Gromyko said they had impression that US had two policies, or at least two methods of conducting them, with respect to Soviet Union. On one hand, we tried to give impression that we were dealing with USSR and trying to reach agreement with them; and on other hand we conducted highly negative policies which only served to raise tensions. This, he said, created very difficult situation.
I told Gromyko I could not agree with this description. Soviets had their alliances and had made promises to some of its allies, and we also had obligations to many of our allies. Fact that we had to keep these obligations was fact of life but did not mean that we should not try to move ahead wherever we could.
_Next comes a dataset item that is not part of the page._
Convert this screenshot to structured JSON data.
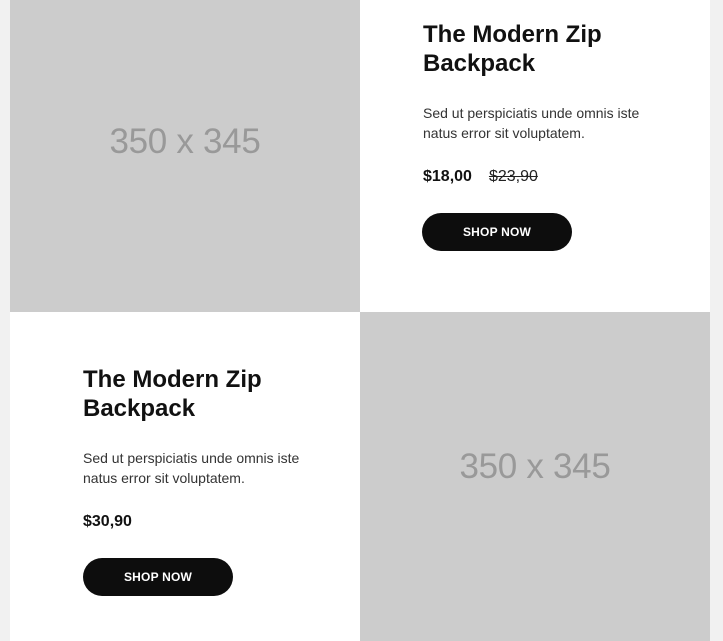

During discussion disarmament, I said I thought some progress had been made at least in bringing language closer together, and that in fact I had always thought our purposes here were same. It had never been our purpose to give nuclear weapons to Germany or to any other state. We had not made same mistake, I said that Soviets had made in furnishing assistance to Communist China. If he wanted testimony to our position, he should study history of our refusal to help France which had cost us dearly in other ways. In any event, I said, there had [Page 418]been a change in situation following Chinese explosions which resulted in pressures in India and other countries for them to develop their own nuclear capability.
At end of conversation, Gromyko asked if Secretary had been specific about visit to “any other part of US” which had been mentioned. I said he had not, but assumed he had in mind whether Gromyko would wish to come down to Washington or travel anywhere else in US as he might wish. He took note of reference to Washington but went on to comment that he was not a great traveler.
In reply to my query, he said Mrs. Gromyko would accompany him to New York but said official delegation had not yet been approved.5
  1. Source: National Archives and Records Administration, RG 59, Central Files 1964–66, UN 22–2 GA. Secret; Exdis. Repeated to USUN.
  2. Dated September 2, 10, and 9, respectively. (Ibid.) They all discussed preparations for a meeting between Rusk and Gromyko at the United Nations.
  3. While discussing the non-proliferation treaty during his remarks at the National Reactor Testing Station in Arco, Idaho, on August 26, the President said “I believe that we can find acceptable compromise language on which reasonable men can agree.” Johnson also expressed his desire to seek out all possible areas of agreement with the Soviet Union despite differences over Vietnam. For text, see Public Papers of the Presidents of the United States: Lyndon B. Johnson, 1966, Book II, pp. 900–903. For documentation on the negotiation of the non-proliferation treaty, see Foreign Relations, 1964–1968, volume XI.
  4. See footnote 3 above.
  5. On September 14 Kohler reported that he had lunched with Dobrynin that day for a “far-ranging discussion on Soviet-American relations” but noted that the substance of the conversation was largely repetitive of that with Gromyko. (Telegram 1280 from Moscow, September 14; National Archives and Records Administration, RG 59, POL USUSSR)